Sometimes one finds that having a generator as a component of the alternative power system is more important than previously thought, perhaps even a necessity. Cloudy periods occur, things break, occasional periods of overuse due to company, or the additional requirements of some projects such as in the shop or construction. Having a generator is important; if sized correctly, they can really help the “charger” aspect of an inverter boost your battery up quickly, and in many cases are critical when it is necessary to bring the cells to equal potential in the battery system.
The generators with the “brushless-type alternators are the most dependable and longest lasting, and one should also look for models that feature a “direct couple” between the engine and the alternator head.

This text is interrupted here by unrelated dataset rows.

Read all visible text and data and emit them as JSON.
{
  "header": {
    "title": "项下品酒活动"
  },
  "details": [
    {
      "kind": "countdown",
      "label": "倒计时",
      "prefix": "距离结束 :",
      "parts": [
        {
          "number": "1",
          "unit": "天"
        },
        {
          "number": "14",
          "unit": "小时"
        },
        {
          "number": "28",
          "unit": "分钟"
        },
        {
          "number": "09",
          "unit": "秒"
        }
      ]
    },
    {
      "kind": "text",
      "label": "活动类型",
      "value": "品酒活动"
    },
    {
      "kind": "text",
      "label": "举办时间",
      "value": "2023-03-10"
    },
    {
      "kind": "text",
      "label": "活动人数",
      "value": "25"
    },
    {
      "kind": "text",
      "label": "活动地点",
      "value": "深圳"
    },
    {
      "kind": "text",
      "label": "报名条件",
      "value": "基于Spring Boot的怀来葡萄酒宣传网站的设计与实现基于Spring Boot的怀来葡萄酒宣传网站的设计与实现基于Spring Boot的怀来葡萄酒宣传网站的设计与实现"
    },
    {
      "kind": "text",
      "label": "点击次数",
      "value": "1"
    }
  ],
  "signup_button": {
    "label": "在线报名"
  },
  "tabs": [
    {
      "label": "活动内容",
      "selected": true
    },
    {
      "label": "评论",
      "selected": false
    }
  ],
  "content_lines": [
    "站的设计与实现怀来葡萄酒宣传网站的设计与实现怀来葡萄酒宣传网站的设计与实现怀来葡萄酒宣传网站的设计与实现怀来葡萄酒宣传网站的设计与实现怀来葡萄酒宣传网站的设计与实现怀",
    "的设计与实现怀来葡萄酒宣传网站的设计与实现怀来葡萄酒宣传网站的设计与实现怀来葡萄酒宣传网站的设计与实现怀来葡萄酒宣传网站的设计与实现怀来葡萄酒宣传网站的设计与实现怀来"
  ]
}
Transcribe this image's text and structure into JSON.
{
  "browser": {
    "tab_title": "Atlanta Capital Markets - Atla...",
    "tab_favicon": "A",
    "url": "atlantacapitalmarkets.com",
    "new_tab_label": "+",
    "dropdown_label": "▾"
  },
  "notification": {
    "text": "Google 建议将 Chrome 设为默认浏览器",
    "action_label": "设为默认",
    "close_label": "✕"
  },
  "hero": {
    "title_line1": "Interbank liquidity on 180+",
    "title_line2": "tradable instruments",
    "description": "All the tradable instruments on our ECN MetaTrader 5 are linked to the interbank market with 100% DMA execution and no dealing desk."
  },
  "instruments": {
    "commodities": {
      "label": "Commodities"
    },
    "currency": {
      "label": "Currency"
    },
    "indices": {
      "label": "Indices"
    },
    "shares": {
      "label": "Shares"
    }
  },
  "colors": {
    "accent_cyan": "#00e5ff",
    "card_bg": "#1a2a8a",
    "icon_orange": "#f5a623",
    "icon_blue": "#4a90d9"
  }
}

Additionally, diesel powered units are often preferred to other fuel choices because or their overall economy. They consume far less fuel per hour than gas or propane units and generally require the least amount of maintenance. As an added benefit, off-road diesel can be used at a lower cost. Important note: treat your fuel for winter storage so you aren’t trying to pour Jello into your generator.
The one thing we cannot do with our generators is get more power from them than their maximum output, so evaluating your needs and what equipment you wish to use at any one time is critical in deciding what size generator to purchase.
You want to keep in mind the maximum and rated output of the generator you intend to purchase. Maximum output is available to assist in motor starting only. The generator should NOT be operated at maximum load for any longer than 30 minutes or damage to the generator will result.
There are two types of loads; reactive and resistive.
Reactive load items such as pumps, drills, saws, air compressors, washing machines, air conditioners and fluorescent lights draw much more on startup and as a general rule use three times the normal run load during start up. For example, if a pump has a run rate of 600 watts, then 3 X 600 = 1800 watts in the calculated need for the pump.
Resistive load items include coffee makers, blow dryers, standard light bulbs, area heaters, actually any kitchen appliance that heats up. A resistive load of 600 watts draws 600 watts consistently.
Be aware of the number and type of items you are using with your generator. Appliances such as dishwashers use both the reactive load for the motor that sprays the water and pumps it out, and also a resistive load during the drying cycle. Both the washing machine and the dishwasher require hot water, calling on water pumps and hot water heaters. Managing what is operating at any one moment is critical for proper operation of your generator.
Review the power requirements of each of the items you wish to run. Calculating the proper run load requirements is the best way to determine your actual needs. Sizing your generator is basically the same as the first step in sizing any alternative power system. We have provided a chart with many common items and average power requirements and a simple worksheet to assist you in this endeavor.
Other considerations to review prior to choosing your generator:
Normal operating altitude – Generator power will be reduced by 3.5% for every 1,000 feet above sea level.
Average ambient temperature – Generator power will be reduced 1% for every 10 degrees over 85 degrees.
Extension Cords – The extension cords must have adequate wire size for safety, and to prevent the loss of power as well as overheating. The smaller the gauge (AWG = American Wire Gauge), the greater the capacity of the cable; for example, 16 gauge wire has more capacity than 18 gauge wire does. Be particularly careful when using multiple extension cords to acquire your total length.